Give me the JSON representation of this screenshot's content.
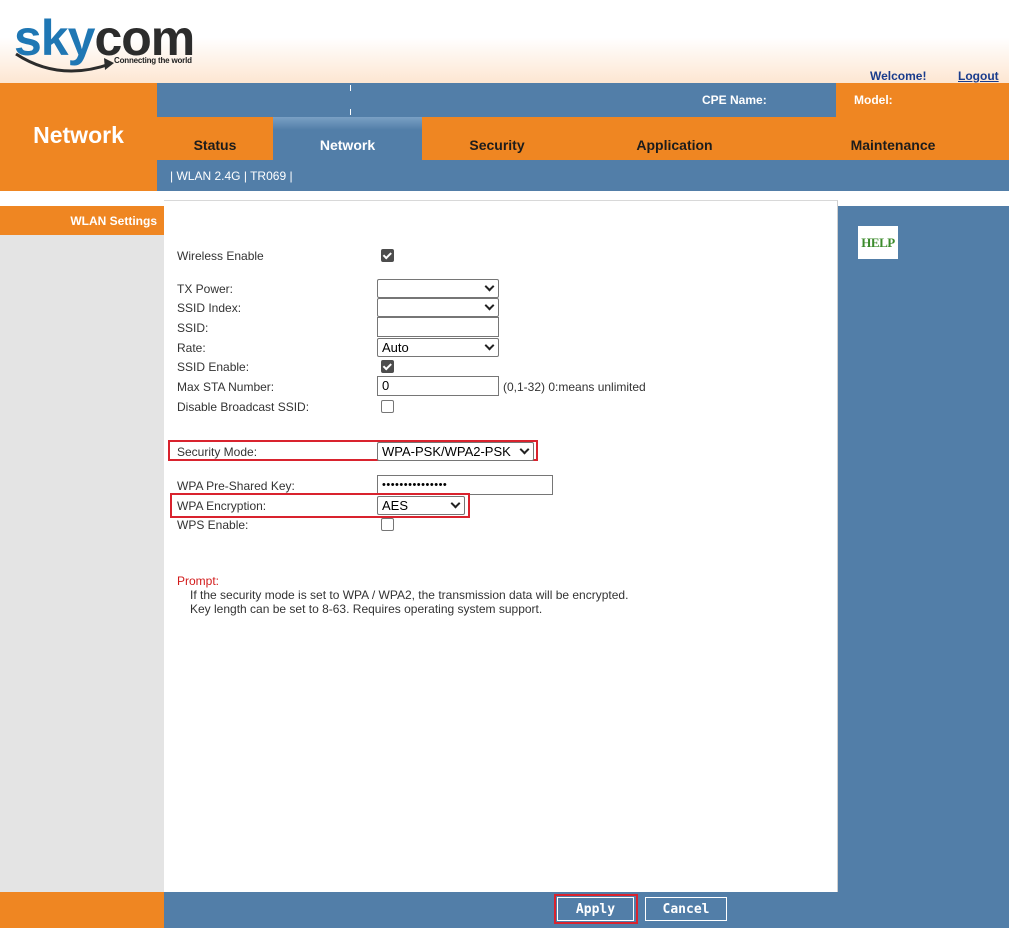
{
  "header": {
    "logo": {
      "sky": "sky",
      "com": "com",
      "tagline": "Connecting the world"
    },
    "welcome": "Welcome!",
    "logout": "Logout"
  },
  "section_title": "Network",
  "info_bar": {
    "cpe_name_label": "CPE Name:",
    "model_label": "Model:"
  },
  "tabs": [
    {
      "label": "Status",
      "active": false
    },
    {
      "label": "Network",
      "active": true
    },
    {
      "label": "Security",
      "active": false
    },
    {
      "label": "Application",
      "active": false
    },
    {
      "label": "Maintenance",
      "active": false
    }
  ],
  "subnav": {
    "items": [
      "WLAN 2.4G",
      "TR069"
    ],
    "separator": "|"
  },
  "sidebar": {
    "items": [
      {
        "label": "WLAN Settings",
        "active": true
      }
    ]
  },
  "help": {
    "label": "HELP"
  },
  "form": {
    "wireless_enable": {
      "label": "Wireless Enable",
      "checked": true
    },
    "tx_power": {
      "label": "TX Power:",
      "value": ""
    },
    "ssid_index": {
      "label": "SSID Index:",
      "value": ""
    },
    "ssid": {
      "label": "SSID:",
      "value": ""
    },
    "rate": {
      "label": "Rate:",
      "value": "Auto"
    },
    "ssid_enable": {
      "label": "SSID Enable:",
      "checked": true
    },
    "max_sta": {
      "label": "Max STA Number:",
      "value": "0",
      "hint": "(0,1-32) 0:means unlimited"
    },
    "disable_broadcast": {
      "label": "Disable Broadcast SSID:",
      "checked": false
    },
    "security_mode": {
      "label": "Security Mode:",
      "value": "WPA-PSK/WPA2-PSK"
    },
    "wpa_key": {
      "label": "WPA Pre-Shared Key:",
      "value": "•••••••••••••••"
    },
    "wpa_encryption": {
      "label": "WPA Encryption:",
      "value": "AES"
    },
    "wps_enable": {
      "label": "WPS Enable:",
      "checked": false
    }
  },
  "prompt": {
    "title": "Prompt:",
    "lines": [
      "If the security mode is set to WPA / WPA2, the transmission data will be encrypted.",
      "Key length can be set to 8-63. Requires operating system support."
    ]
  },
  "footer": {
    "apply_label": "Apply",
    "cancel_label": "Cancel"
  },
  "colors": {
    "orange": "#ef8622",
    "blue": "#527ea8",
    "highlight_red": "#d9232e",
    "prompt_red": "#d21a1a"
  }
}
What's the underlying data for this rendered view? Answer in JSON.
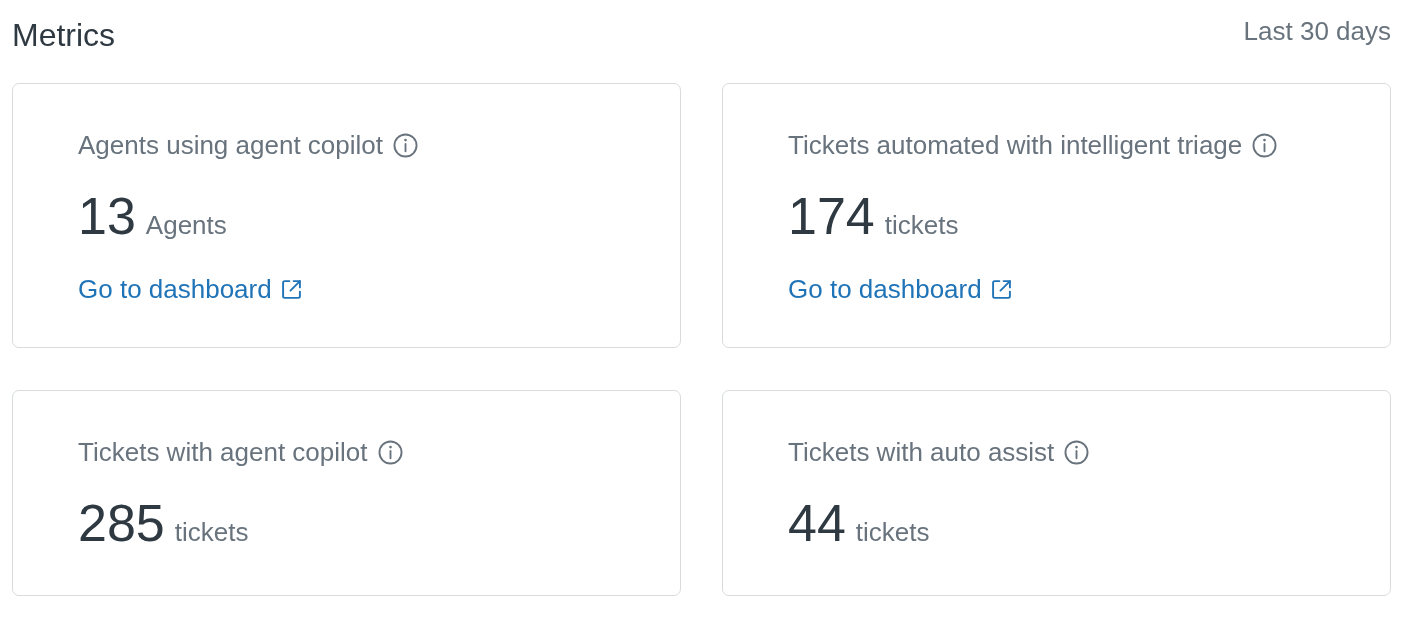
{
  "header": {
    "title": "Metrics",
    "period": "Last 30 days"
  },
  "cards": [
    {
      "label": "Agents using agent copilot",
      "value": "13",
      "unit": "Agents",
      "link": "Go to dashboard"
    },
    {
      "label": "Tickets automated with intelligent triage",
      "value": "174",
      "unit": "tickets",
      "link": "Go to dashboard"
    },
    {
      "label": "Tickets with agent copilot",
      "value": "285",
      "unit": "tickets"
    },
    {
      "label": "Tickets with auto assist",
      "value": "44",
      "unit": "tickets"
    }
  ]
}
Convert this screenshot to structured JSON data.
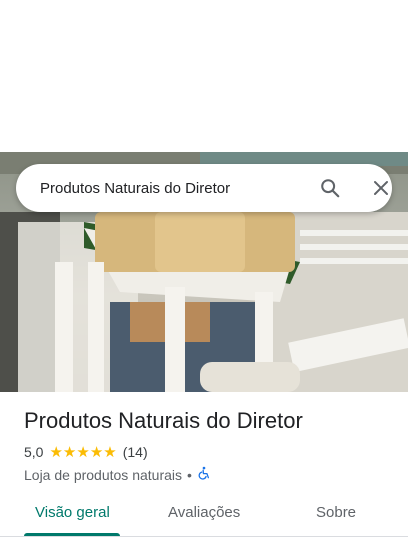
{
  "search": {
    "query": "Produtos Naturais do Diretor"
  },
  "place": {
    "name": "Produtos Naturais do Diretor",
    "rating": "5,0",
    "stars": 5,
    "review_count": "(14)",
    "category": "Loja de produtos naturais",
    "separator": "•",
    "accessibility_icon": "wheelchair-icon"
  },
  "tabs": [
    {
      "label": "Visão geral",
      "active": true
    },
    {
      "label": "Avaliações",
      "active": false
    },
    {
      "label": "Sobre",
      "active": false
    }
  ],
  "colors": {
    "accent": "#00796b",
    "star": "#fbbc04",
    "accessibility": "#1a73e8"
  }
}
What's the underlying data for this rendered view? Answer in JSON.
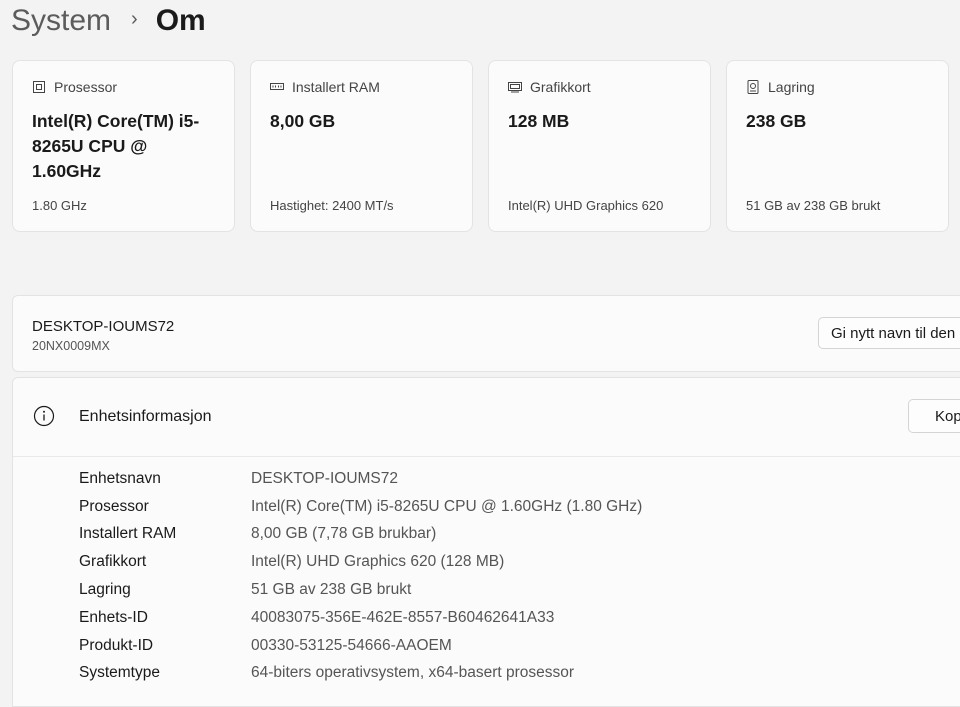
{
  "breadcrumb": {
    "parent": "System",
    "separator": "›",
    "current": "Om"
  },
  "cards": [
    {
      "icon": "processor-icon",
      "label": "Prosessor",
      "value": "Intel(R) Core(TM) i5-8265U CPU @ 1.60GHz",
      "sub": "1.80 GHz"
    },
    {
      "icon": "ram-icon",
      "label": "Installert RAM",
      "value": "8,00 GB",
      "sub": "Hastighet: 2400 MT/s"
    },
    {
      "icon": "graphics-card-icon",
      "label": "Grafikkort",
      "value": "128 MB",
      "sub": "Intel(R) UHD Graphics 620"
    },
    {
      "icon": "storage-icon",
      "label": "Lagring",
      "value": "238 GB",
      "sub": "51 GB av 238 GB brukt"
    }
  ],
  "device": {
    "name": "DESKTOP-IOUMS72",
    "model": "20NX0009MX",
    "rename_label": "Gi nytt navn til den"
  },
  "device_info": {
    "title": "Enhetsinformasjon",
    "copy_label": "Kopier",
    "rows": [
      {
        "label": "Enhetsnavn",
        "value": "DESKTOP-IOUMS72"
      },
      {
        "label": "Prosessor",
        "value": "Intel(R) Core(TM) i5-8265U CPU @ 1.60GHz   (1.80 GHz)"
      },
      {
        "label": "Installert RAM",
        "value": "8,00 GB (7,78 GB brukbar)"
      },
      {
        "label": "Grafikkort",
        "value": "Intel(R) UHD Graphics 620 (128 MB)"
      },
      {
        "label": "Lagring",
        "value": "51 GB av 238 GB brukt"
      },
      {
        "label": "Enhets-ID",
        "value": "40083075-356E-462E-8557-B60462641A33"
      },
      {
        "label": "Produkt-ID",
        "value": "00330-53125-54666-AAOEM"
      },
      {
        "label": "Systemtype",
        "value": "64-biters operativsystem, x64-basert prosessor"
      }
    ]
  }
}
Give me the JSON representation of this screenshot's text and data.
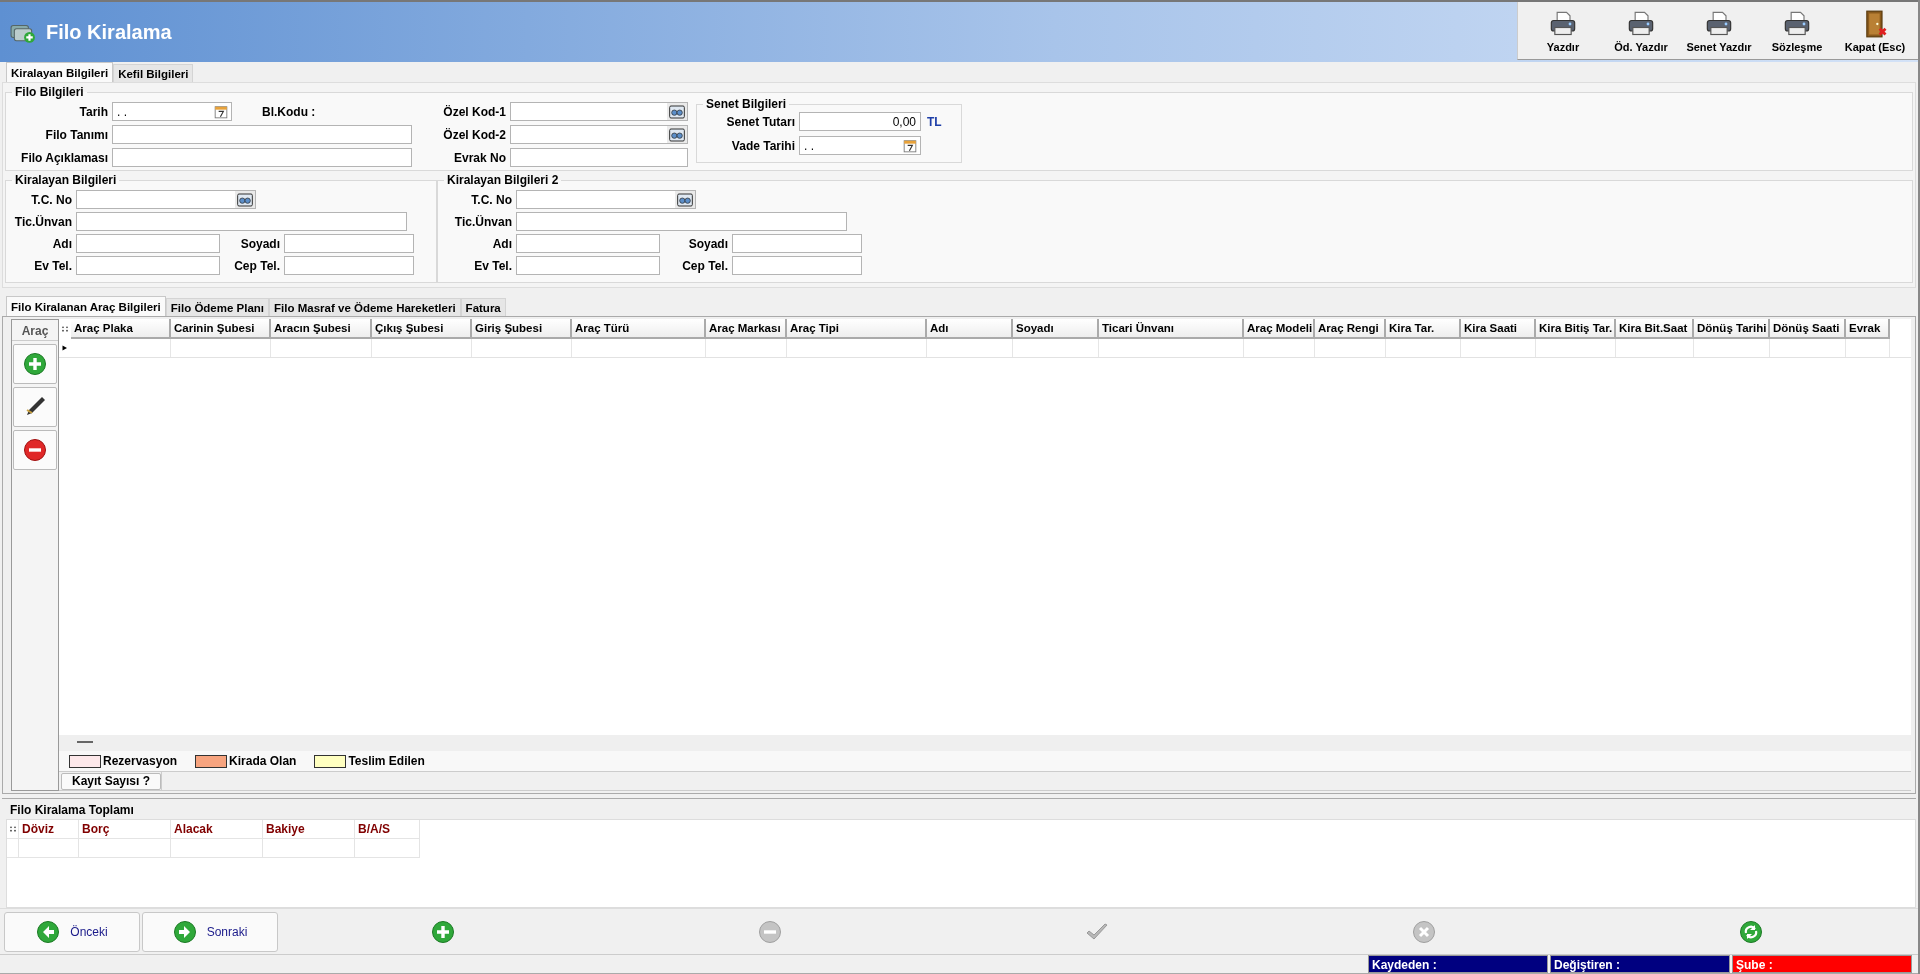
{
  "window": {
    "title": "Filo Kiralama"
  },
  "toolbar": [
    {
      "label": "Yazdır",
      "kind": "print"
    },
    {
      "label": "Öd. Yazdır",
      "kind": "print"
    },
    {
      "label": "Senet Yazdır",
      "kind": "print"
    },
    {
      "label": "Sözleşme",
      "kind": "print"
    },
    {
      "label": "Kapat (Esc)",
      "kind": "door"
    }
  ],
  "tabs": [
    {
      "label": "Kiralayan Bilgileri",
      "selected": true
    },
    {
      "label": "Kefil Bilgileri",
      "selected": false
    }
  ],
  "filo": {
    "title": "Filo Bilgileri",
    "date": {
      "label": "Tarih",
      "value": ". ."
    },
    "branch_code_label": "Bl.Kodu :",
    "name": {
      "label": "Filo Tanımı"
    },
    "description": {
      "label": "Filo Açıklaması"
    },
    "special_code_1": {
      "label": "Özel Kod-1"
    },
    "special_code_2": {
      "label": "Özel Kod-2"
    },
    "document_no": {
      "label": "Evrak No"
    }
  },
  "senet": {
    "title": "Senet Bilgileri",
    "amount": {
      "label": "Senet Tutarı",
      "value": "0,00",
      "currency": "TL"
    },
    "due_date": {
      "label": "Vade Tarihi",
      "value": ". ."
    }
  },
  "renters": [
    {
      "title": "Kiralayan Bilgileri",
      "tc_no": "T.C. No",
      "trade_name": "Tic.Ünvan",
      "first_name": "Adı",
      "last_name": "Soyadı",
      "home_phone": "Ev Tel.",
      "mobile_phone": "Cep Tel."
    },
    {
      "title": "Kiralayan Bilgileri 2",
      "tc_no": "T.C. No",
      "trade_name": "Tic.Ünvan",
      "first_name": "Adı",
      "last_name": "Soyadı",
      "home_phone": "Ev Tel.",
      "mobile_phone": "Cep Tel."
    }
  ],
  "detail_tabs": [
    {
      "label": "Filo Kiralanan Araç Bilgileri",
      "selected": true
    },
    {
      "label": "Filo Ödeme Planı",
      "selected": false
    },
    {
      "label": "Filo Masraf ve Ödeme Hareketleri",
      "selected": false
    },
    {
      "label": "Fatura",
      "selected": false
    }
  ],
  "vehicle_panel": {
    "title": "Araç",
    "tools": [
      {
        "kind": "add"
      },
      {
        "kind": "edit"
      },
      {
        "kind": "delete"
      }
    ]
  },
  "grid": {
    "columns": [
      "Araç Plaka",
      "Carinin Şubesi",
      "Aracın Şubesi",
      "Çıkış Şubesi",
      "Giriş Şubesi",
      "Araç Türü",
      "Araç Markası",
      "Araç Tipi",
      "Adı",
      "Soyadı",
      "Ticari Ünvanı",
      "Araç Modeli",
      "Araç Rengi",
      "Kira Tar.",
      "Kira Saati",
      "Kira Bitiş Tar.",
      "Kira Bit.Saat",
      "Dönüş Tarihi",
      "Dönüş Saati",
      "Evrak"
    ]
  },
  "legend": [
    {
      "label": "Rezervasyon",
      "color": "#fde8ea"
    },
    {
      "label": "Kirada Olan",
      "color": "#f7a47f"
    },
    {
      "label": "Teslim Edilen",
      "color": "#ffffc0"
    }
  ],
  "record_count": "Kayıt Sayısı ?",
  "totals": {
    "title": "Filo Kiralama Toplamı",
    "columns": [
      "Döviz",
      "Borç",
      "Alacak",
      "Bakiye",
      "B/A/S"
    ]
  },
  "nav": [
    {
      "label": "Önceki",
      "kind": "prev"
    },
    {
      "label": "Sonraki",
      "kind": "next"
    }
  ],
  "actions": [
    {
      "kind": "add",
      "disabled": false
    },
    {
      "kind": "delete",
      "disabled": true
    },
    {
      "kind": "save",
      "disabled": true
    },
    {
      "kind": "cancel",
      "disabled": true
    },
    {
      "kind": "refresh",
      "disabled": false
    }
  ],
  "status_bar": [
    {
      "label": "Kaydeden :",
      "color": "#000080"
    },
    {
      "label": "Değiştiren :",
      "color": "#000080"
    },
    {
      "label": "Şube :",
      "color": "#ff0000"
    }
  ]
}
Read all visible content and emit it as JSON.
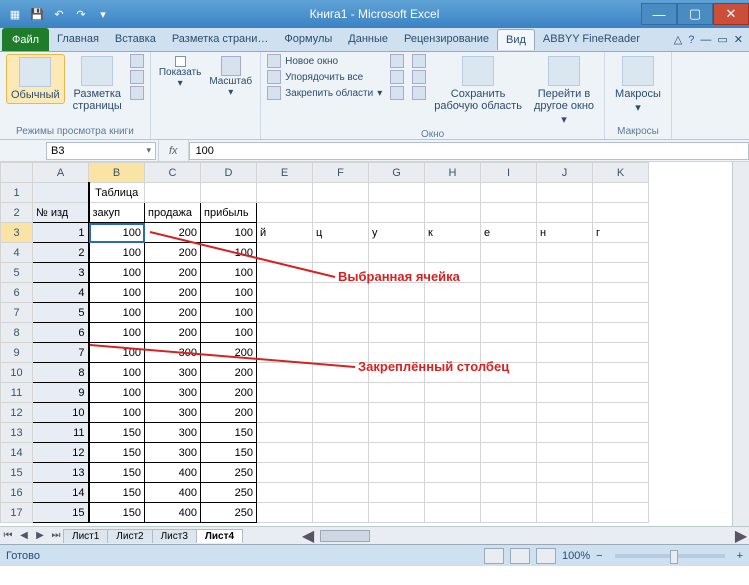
{
  "app": {
    "title": "Книга1 - Microsoft Excel"
  },
  "qat": {
    "save": "💾",
    "undo": "↶",
    "redo": "↷",
    "down": "▾"
  },
  "tabs": {
    "file": "Файл",
    "items": [
      "Главная",
      "Вставка",
      "Разметка страни…",
      "Формулы",
      "Данные",
      "Рецензирование",
      "Вид",
      "ABBYY FineReader"
    ],
    "active_index": 6
  },
  "ribbon": {
    "views": {
      "normal": "Обычный",
      "page_layout": "Разметка\nстраницы",
      "group_label": "Режимы просмотра книги"
    },
    "show_group": {
      "show": "Показать",
      "zoom": "Масштаб"
    },
    "window_group": {
      "new_window": "Новое окно",
      "arrange": "Упорядочить все",
      "freeze": "Закрепить области",
      "save_workspace": "Сохранить\nрабочую область",
      "switch": "Перейти в\nдругое окно",
      "label": "Окно"
    },
    "macros": {
      "btn": "Макросы",
      "label": "Макросы"
    }
  },
  "namebox": "B3",
  "fx": "fx",
  "formula_value": "100",
  "columns": [
    "A",
    "B",
    "C",
    "D",
    "E",
    "F",
    "G",
    "H",
    "I",
    "J",
    "K"
  ],
  "selected_col_index": 1,
  "selected_row": 3,
  "annotations": {
    "cell": "Выбранная ячейка",
    "col": "Закреплённый столбец"
  },
  "chart_data": {
    "type": "table",
    "title": "Таблица",
    "headers": [
      "№ изд",
      "закуп",
      "продажа",
      "прибыль"
    ],
    "rows": [
      [
        1,
        100,
        200,
        100
      ],
      [
        2,
        100,
        200,
        100
      ],
      [
        3,
        100,
        200,
        100
      ],
      [
        4,
        100,
        200,
        100
      ],
      [
        5,
        100,
        200,
        100
      ],
      [
        6,
        100,
        200,
        100
      ],
      [
        7,
        100,
        300,
        200
      ],
      [
        8,
        100,
        300,
        200
      ],
      [
        9,
        100,
        300,
        200
      ],
      [
        10,
        100,
        300,
        200
      ],
      [
        11,
        150,
        300,
        150
      ],
      [
        12,
        150,
        300,
        150
      ],
      [
        13,
        150,
        400,
        250
      ],
      [
        14,
        150,
        400,
        250
      ],
      [
        15,
        150,
        400,
        250
      ]
    ],
    "extra_row5": [
      "й",
      "ц",
      "у",
      "к",
      "е",
      "н",
      "г"
    ]
  },
  "sheets": {
    "items": [
      "Лист1",
      "Лист2",
      "Лист3",
      "Лист4"
    ],
    "active_index": 3
  },
  "status": {
    "ready": "Готово",
    "zoom": "100%",
    "minus": "−",
    "plus": "+"
  }
}
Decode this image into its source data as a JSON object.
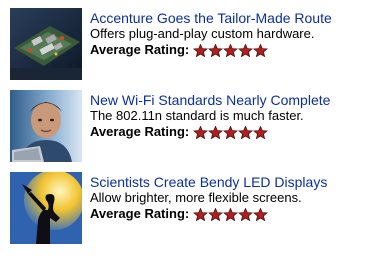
{
  "articles": [
    {
      "headline": "Accenture Goes the Tailor-Made Route",
      "summary": "Offers plug-and-play custom hardware.",
      "rating_label": "Average Rating:",
      "rating_stars": 5,
      "thumbnail_icon": "circuit-board-image"
    },
    {
      "headline": "New Wi-Fi Standards Nearly Complete",
      "summary": "The 802.11n standard is much faster.",
      "rating_label": "Average Rating:",
      "rating_stars": 5,
      "thumbnail_icon": "person-with-laptop-image"
    },
    {
      "headline": "Scientists Create Bendy LED Displays",
      "summary": "Allow brighter, more flexible screens.",
      "rating_label": "Average Rating:",
      "rating_stars": 5,
      "thumbnail_icon": "person-with-light-image"
    }
  ],
  "colors": {
    "headline": "#0b2fa3",
    "star_red": "#b31d1d",
    "star_dark": "#4a1010"
  }
}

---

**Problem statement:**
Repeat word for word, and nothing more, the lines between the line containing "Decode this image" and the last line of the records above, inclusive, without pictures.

**Final answer:**
Decode this image into its source data as a JSON object.
{
  "articles": [
    {
      "headline": "Accenture Goes the Tailor-Made Route",
      "summary": "Offers plug-and-play custom hardware.",
      "rating_label": "Average Rating:",
      "rating_stars": 5,
      "thumbnail_icon": "circuit-board-image"
    },
    {
      "headline": "New Wi-Fi Standards Nearly Complete",
      "summary": "The 802.11n standard is much faster.",
      "rating_label": "Average Rating:",
      "rating_stars": 5,
      "thumbnail_icon": "person-with-laptop-image"
    },
    {
      "headline": "Scientists Create Bendy LED Displays",
      "summary": "Allow brighter, more flexible screens.",
      "rating_label": "Average Rating:",
      "rating_stars": 5,
      "thumbnail_icon": "person-with-light-image"
    }
  ],
  "colors": {
    "headline": "#0b2fa3",
    "star_red": "#b31d1d",
    "star_dark": "#4a1010"
  }
}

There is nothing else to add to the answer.